Koroku and Nakama Farms split their time between a Saturday market on one of the river walks and the Odona Market. Located in Izumi and Nara (one of Japan’s ancient capital cities and home to some of the most spectacular architecture in the country) respectively, the real attraction of their stall are their heirloom vegetables. (Heirlooms can be hard to find in Japan, even at farmer’s markets. Like the US, most people only know one kind of tomato, soy bean, or squash, despite a long and deep tradition of regional varieties.)
Two kinds of renkon (lotus root), some of the first sansai (mountain vegetables) I’d seen this year, joined a mix of greens. Sensuji, a hardier looking version of mizuna that resembles kale a bit in texture and taste, and Yamatomanna, an older and mixed version of nanohana (rape), had me striking up a conversation in my bad Japanese in short order. Both can be quickly steamed and tossed with soy sauce and sugar like shingiku or thrown in traditional winter dishes like nabe (a dream of a boiled dinner) for a bit of green crunch in a season when it is most desired.
Remembering that we were traveling that evening, I chose instead a bag of hasaku or, as the farmer called them, Japanese grapefruit. Sour with a spark of sweetness, they nearly glowed in their newspaper lined crate at the front of the stall, and they looked like a cheerful gift to bring back to somewhat stressful Tokyo.* It would travel well, and the season for citrus will begin to come to a close shortly. It seemed only prudent to make the most of the opportunity.
As the sun began setting and lights flickered on at the stalls, I stopped at Yamato-Shokuhin’s stall to sample their sakezuke. Pieces of eggplant, cucumber, ginger, and daikon are set in sake lees (the dregs of the sake making process) for a period of time, which preserves and flavor them. It’s a fermentation/pickling process similar to what we do with sauerkraut or even quick refrigerator pickles. Usually served in tiny bowls amongst a myriad of other tiny bowls full of delightful and surprising flavors, sakezuke is just one part of a pickle tradition that varies from region to region, town to town. This little flavor of Osaka would come to Tokyo, but this time just for us.
What I bought:
- Daifuku Mochi from Numa-san
- Hasaku from Kiroku Farm
- Regular mochi and pickled daikon from Narakiyoisa Farm
- Shiitake mushrooms from Kaizukashi Sobura
- Ginger and cucumber sakezuke from Yamato-Shokuhin
We’ve since returned to a calmer Tokyo. The aftershocks are gradually lessening, although up north in the Tohoku region where the damage is worst, they continue.
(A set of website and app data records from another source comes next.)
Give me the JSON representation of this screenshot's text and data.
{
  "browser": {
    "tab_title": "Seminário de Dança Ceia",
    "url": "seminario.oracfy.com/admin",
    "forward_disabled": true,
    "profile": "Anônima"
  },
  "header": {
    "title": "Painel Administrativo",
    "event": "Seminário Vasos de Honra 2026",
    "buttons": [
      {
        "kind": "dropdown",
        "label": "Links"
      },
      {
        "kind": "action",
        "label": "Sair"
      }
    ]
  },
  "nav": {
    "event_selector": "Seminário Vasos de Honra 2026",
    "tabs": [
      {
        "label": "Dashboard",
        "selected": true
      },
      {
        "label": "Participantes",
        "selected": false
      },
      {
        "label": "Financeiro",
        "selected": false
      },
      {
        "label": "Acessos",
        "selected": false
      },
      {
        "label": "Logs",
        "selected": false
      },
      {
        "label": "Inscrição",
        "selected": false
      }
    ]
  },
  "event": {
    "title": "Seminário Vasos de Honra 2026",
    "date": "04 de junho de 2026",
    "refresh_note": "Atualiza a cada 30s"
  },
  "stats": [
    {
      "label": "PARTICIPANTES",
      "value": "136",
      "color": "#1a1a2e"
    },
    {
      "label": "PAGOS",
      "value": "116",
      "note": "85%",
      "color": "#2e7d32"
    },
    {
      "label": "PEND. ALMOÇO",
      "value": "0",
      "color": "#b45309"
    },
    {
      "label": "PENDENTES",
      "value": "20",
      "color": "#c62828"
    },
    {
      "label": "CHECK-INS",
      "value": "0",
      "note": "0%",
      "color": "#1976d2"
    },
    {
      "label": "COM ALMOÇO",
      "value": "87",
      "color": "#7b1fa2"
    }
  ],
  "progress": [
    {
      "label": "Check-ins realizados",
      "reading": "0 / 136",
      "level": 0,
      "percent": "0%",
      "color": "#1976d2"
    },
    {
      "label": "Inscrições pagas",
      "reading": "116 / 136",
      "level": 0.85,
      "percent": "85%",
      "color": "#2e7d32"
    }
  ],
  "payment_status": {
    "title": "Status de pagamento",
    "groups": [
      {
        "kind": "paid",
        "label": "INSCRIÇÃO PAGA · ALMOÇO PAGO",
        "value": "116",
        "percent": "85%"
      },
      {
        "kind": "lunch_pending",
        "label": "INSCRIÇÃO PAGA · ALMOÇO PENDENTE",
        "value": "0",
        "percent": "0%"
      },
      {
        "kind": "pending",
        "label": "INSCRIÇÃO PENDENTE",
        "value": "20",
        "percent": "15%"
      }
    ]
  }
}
Our concerns about radiation and earthquakes, while valid, seem tiny in comparison to what is happening there. Supplies to the evacuation shelters continue to be a challenge, although organizations like Second Harvest work to meet it and care for survivors. And while there are also valid worries about radiation contaminated vegetables from Ibaraki, Fukushima, and Chiba prefectures, it perhaps pays more to worry about the farmers themselves. The majority of them are small growers who willingly destroyed valuable spring crops to protect themselves and those they feed. Now, more than ever, it pays – for the farmer as well as the consumer – to buy vegetables from local growers at small stands or at farmer’s markets.